WHAT THIS TASK INVOLVES
The reply should give back every entry exactly as written.

THE DATA
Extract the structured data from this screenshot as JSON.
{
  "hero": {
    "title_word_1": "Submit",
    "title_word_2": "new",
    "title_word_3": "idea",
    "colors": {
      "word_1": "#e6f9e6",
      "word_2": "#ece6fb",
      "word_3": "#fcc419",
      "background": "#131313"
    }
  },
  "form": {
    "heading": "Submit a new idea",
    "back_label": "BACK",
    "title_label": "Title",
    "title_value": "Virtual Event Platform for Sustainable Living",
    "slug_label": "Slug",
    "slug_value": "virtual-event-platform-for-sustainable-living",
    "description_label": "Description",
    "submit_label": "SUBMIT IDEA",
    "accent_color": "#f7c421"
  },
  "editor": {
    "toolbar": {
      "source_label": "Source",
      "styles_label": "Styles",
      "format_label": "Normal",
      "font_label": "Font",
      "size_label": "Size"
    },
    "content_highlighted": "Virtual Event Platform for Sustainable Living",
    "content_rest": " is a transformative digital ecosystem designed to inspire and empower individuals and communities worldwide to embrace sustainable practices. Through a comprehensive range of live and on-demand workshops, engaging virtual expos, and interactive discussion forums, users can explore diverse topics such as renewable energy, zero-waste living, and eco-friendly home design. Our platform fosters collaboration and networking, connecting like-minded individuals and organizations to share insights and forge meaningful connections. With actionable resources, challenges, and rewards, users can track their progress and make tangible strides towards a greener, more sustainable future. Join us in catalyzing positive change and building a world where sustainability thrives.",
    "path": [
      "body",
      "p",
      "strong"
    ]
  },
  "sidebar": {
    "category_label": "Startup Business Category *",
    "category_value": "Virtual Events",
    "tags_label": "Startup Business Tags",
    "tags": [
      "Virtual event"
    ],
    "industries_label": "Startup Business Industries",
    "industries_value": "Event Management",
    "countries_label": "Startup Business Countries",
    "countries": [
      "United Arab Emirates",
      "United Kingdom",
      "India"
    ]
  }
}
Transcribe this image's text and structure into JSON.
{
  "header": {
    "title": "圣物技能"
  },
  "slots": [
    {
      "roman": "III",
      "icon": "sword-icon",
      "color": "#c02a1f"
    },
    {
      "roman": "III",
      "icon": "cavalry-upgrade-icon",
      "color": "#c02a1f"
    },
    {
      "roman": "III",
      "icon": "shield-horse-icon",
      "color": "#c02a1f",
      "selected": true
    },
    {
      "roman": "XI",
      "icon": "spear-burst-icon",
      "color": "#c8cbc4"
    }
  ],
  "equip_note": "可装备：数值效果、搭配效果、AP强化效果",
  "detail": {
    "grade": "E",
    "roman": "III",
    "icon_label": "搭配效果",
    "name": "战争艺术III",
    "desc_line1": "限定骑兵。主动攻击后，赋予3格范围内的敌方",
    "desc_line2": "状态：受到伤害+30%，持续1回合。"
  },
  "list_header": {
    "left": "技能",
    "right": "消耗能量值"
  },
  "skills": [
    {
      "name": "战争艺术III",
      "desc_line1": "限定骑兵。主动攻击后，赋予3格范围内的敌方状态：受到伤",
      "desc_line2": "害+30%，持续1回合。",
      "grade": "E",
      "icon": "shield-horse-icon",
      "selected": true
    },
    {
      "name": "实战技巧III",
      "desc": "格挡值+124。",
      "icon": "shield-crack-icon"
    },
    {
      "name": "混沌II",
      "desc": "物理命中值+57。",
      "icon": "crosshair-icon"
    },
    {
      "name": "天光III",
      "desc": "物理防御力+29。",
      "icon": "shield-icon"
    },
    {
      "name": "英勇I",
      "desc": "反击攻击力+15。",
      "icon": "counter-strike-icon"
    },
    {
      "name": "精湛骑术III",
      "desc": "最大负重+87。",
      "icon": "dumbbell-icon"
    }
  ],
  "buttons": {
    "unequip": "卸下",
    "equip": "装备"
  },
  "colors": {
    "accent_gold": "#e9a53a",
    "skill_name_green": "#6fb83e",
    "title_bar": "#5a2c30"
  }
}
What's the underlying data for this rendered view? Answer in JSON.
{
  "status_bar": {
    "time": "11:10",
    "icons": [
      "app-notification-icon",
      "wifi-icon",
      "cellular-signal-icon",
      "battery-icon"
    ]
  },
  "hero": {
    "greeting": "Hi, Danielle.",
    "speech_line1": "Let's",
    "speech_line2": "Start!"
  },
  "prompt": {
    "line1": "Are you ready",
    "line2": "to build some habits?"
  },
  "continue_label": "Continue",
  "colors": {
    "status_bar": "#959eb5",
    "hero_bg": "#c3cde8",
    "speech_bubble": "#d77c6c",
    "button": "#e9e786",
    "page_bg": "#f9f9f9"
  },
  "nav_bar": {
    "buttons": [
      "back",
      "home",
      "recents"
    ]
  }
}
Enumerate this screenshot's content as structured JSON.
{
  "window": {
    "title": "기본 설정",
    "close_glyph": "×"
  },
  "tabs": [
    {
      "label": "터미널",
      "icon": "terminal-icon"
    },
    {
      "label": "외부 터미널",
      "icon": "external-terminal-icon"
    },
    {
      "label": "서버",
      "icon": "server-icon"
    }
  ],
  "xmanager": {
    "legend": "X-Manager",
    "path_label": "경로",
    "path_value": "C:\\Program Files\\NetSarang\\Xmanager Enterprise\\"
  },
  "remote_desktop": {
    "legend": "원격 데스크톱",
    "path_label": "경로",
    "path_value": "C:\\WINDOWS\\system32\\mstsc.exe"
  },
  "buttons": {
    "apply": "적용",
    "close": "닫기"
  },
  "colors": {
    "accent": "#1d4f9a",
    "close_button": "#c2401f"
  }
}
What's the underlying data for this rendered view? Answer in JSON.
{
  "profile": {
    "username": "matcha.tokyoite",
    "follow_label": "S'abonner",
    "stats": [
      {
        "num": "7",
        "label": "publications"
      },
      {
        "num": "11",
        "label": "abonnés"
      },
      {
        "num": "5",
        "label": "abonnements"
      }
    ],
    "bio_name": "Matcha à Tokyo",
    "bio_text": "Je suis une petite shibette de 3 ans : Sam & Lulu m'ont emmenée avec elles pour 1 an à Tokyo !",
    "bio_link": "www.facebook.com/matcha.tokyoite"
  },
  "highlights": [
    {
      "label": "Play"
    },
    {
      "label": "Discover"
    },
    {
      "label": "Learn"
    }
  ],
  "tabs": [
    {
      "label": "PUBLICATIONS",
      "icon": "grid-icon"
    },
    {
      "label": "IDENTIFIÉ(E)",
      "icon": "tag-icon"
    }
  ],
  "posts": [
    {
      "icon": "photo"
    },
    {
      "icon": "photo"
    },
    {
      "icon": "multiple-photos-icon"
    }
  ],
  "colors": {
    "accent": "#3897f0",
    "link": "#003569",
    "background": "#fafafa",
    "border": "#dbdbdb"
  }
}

WRITTEN REPLY
Extract the structured data from this screenshot as JSON.
{
  "hero": {
    "title_word_1": "Submit",
    "title_word_2": "new",
    "title_word_3": "idea",
    "colors": {
      "word_1": "#e6f9e6",
      "word_2": "#ece6fb",
      "word_3": "#fcc419",
      "background": "#131313"
    }
  },
  "form": {
    "heading": "Submit a new idea",
    "back_label": "BACK",
    "title_label": "Title",
    "title_value": "Virtual Event Platform for Sustainable Living",
    "slug_label": "Slug",
    "slug_value": "virtual-event-platform-for-sustainable-living",
    "description_label": "Description",
    "submit_label": "SUBMIT IDEA",
    "accent_color": "#f7c421"
  },
  "editor": {
    "toolbar": {
      "source_label": "Source",
      "styles_label": "Styles",
      "format_label": "Normal",
      "font_label": "Font",
      "size_label": "Size"
    },
    "content_highlighted": "Virtual Event Platform for Sustainable Living",
    "content_rest": " is a transformative digital ecosystem designed to inspire and empower individuals and communities worldwide to embrace sustainable practices. Through a comprehensive range of live and on-demand workshops, engaging virtual expos, and interactive discussion forums, users can explore diverse topics such as renewable energy, zero-waste living, and eco-friendly home design. Our platform fosters collaboration and networking, connecting like-minded individuals and organizations to share insights and forge meaningful connections. With actionable resources, challenges, and rewards, users can track their progress and make tangible strides towards a greener, more sustainable future. Join us in catalyzing positive change and building a world where sustainability thrives.",
    "path": [
      "body",
      "p",
      "strong"
    ]
  },
  "sidebar": {
    "category_label": "Startup Business Category *",
    "category_value": "Virtual Events",
    "tags_label": "Startup Business Tags",
    "tags": [
      "Virtual event"
    ],
    "industries_label": "Startup Business Industries",
    "industries_value": "Event Management",
    "countries_label": "Startup Business Countries",
    "countries": [
      "United Arab Emirates",
      "United Kingdom",
      "India"
    ]
  }
}
Transcribe this image's text and structure into JSON.
{
  "header": {
    "title": "圣物技能"
  },
  "slots": [
    {
      "roman": "III",
      "icon": "sword-icon",
      "color": "#c02a1f"
    },
    {
      "roman": "III",
      "icon": "cavalry-upgrade-icon",
      "color": "#c02a1f"
    },
    {
      "roman": "III",
      "icon": "shield-horse-icon",
      "color": "#c02a1f",
      "selected": true
    },
    {
      "roman": "XI",
      "icon": "spear-burst-icon",
      "color": "#c8cbc4"
    }
  ],
  "equip_note": "可装备：数值效果、搭配效果、AP强化效果",
  "detail": {
    "grade": "E",
    "roman": "III",
    "icon_label": "搭配效果",
    "name": "战争艺术III",
    "desc_line1": "限定骑兵。主动攻击后，赋予3格范围内的敌方",
    "desc_line2": "状态：受到伤害+30%，持续1回合。"
  },
  "list_header": {
    "left": "技能",
    "right": "消耗能量值"
  },
  "skills": [
    {
      "name": "战争艺术III",
      "desc_line1": "限定骑兵。主动攻击后，赋予3格范围内的敌方状态：受到伤",
      "desc_line2": "害+30%，持续1回合。",
      "grade": "E",
      "icon": "shield-horse-icon",
      "selected": true
    },
    {
      "name": "实战技巧III",
      "desc": "格挡值+124。",
      "icon": "shield-crack-icon"
    },
    {
      "name": "混沌II",
      "desc": "物理命中值+57。",
      "icon": "crosshair-icon"
    },
    {
      "name": "天光III",
      "desc": "物理防御力+29。",
      "icon": "shield-icon"
    },
    {
      "name": "英勇I",
      "desc": "反击攻击力+15。",
      "icon": "counter-strike-icon"
    },
    {
      "name": "精湛骑术III",
      "desc": "最大负重+87。",
      "icon": "dumbbell-icon"
    }
  ],
  "buttons": {
    "unequip": "卸下",
    "equip": "装备"
  },
  "colors": {
    "accent_gold": "#e9a53a",
    "skill_name_green": "#6fb83e",
    "title_bar": "#5a2c30"
  }
}
What's the underlying data for this rendered view? Answer in JSON.
{
  "status_bar": {
    "time": "11:10",
    "icons": [
      "app-notification-icon",
      "wifi-icon",
      "cellular-signal-icon",
      "battery-icon"
    ]
  },
  "hero": {
    "greeting": "Hi, Danielle.",
    "speech_line1": "Let's",
    "speech_line2": "Start!"
  },
  "prompt": {
    "line1": "Are you ready",
    "line2": "to build some habits?"
  },
  "continue_label": "Continue",
  "colors": {
    "status_bar": "#959eb5",
    "hero_bg": "#c3cde8",
    "speech_bubble": "#d77c6c",
    "button": "#e9e786",
    "page_bg": "#f9f9f9"
  },
  "nav_bar": {
    "buttons": [
      "back",
      "home",
      "recents"
    ]
  }
}
Enumerate this screenshot's content as structured JSON.
{
  "window": {
    "title": "기본 설정",
    "close_glyph": "×"
  },
  "tabs": [
    {
      "label": "터미널",
      "icon": "terminal-icon"
    },
    {
      "label": "외부 터미널",
      "icon": "external-terminal-icon"
    },
    {
      "label": "서버",
      "icon": "server-icon"
    }
  ],
  "xmanager": {
    "legend": "X-Manager",
    "path_label": "경로",
    "path_value": "C:\\Program Files\\NetSarang\\Xmanager Enterprise\\"
  },
  "remote_desktop": {
    "legend": "원격 데스크톱",
    "path_label": "경로",
    "path_value": "C:\\WINDOWS\\system32\\mstsc.exe"
  },
  "buttons": {
    "apply": "적용",
    "close": "닫기"
  },
  "colors": {
    "accent": "#1d4f9a",
    "close_button": "#c2401f"
  }
}
What's the underlying data for this rendered view? Answer in JSON.
{
  "profile": {
    "username": "matcha.tokyoite",
    "follow_label": "S'abonner",
    "stats": [
      {
        "num": "7",
        "label": "publications"
      },
      {
        "num": "11",
        "label": "abonnés"
      },
      {
        "num": "5",
        "label": "abonnements"
      }
    ],
    "bio_name": "Matcha à Tokyo",
    "bio_text": "Je suis une petite shibette de 3 ans : Sam & Lulu m'ont emmenée avec elles pour 1 an à Tokyo !",
    "bio_link": "www.facebook.com/matcha.tokyoite"
  },
  "highlights": [
    {
      "label": "Play"
    },
    {
      "label": "Discover"
    },
    {
      "label": "Learn"
    }
  ],
  "tabs": [
    {
      "label": "PUBLICATIONS",
      "icon": "grid-icon"
    },
    {
      "label": "IDENTIFIÉ(E)",
      "icon": "tag-icon"
    }
  ],
  "posts": [
    {
      "icon": "photo"
    },
    {
      "icon": "photo"
    },
    {
      "icon": "multiple-photos-icon"
    }
  ],
  "colors": {
    "accent": "#3897f0",
    "link": "#003569",
    "background": "#fafafa",
    "border": "#dbdbdb"
  }
}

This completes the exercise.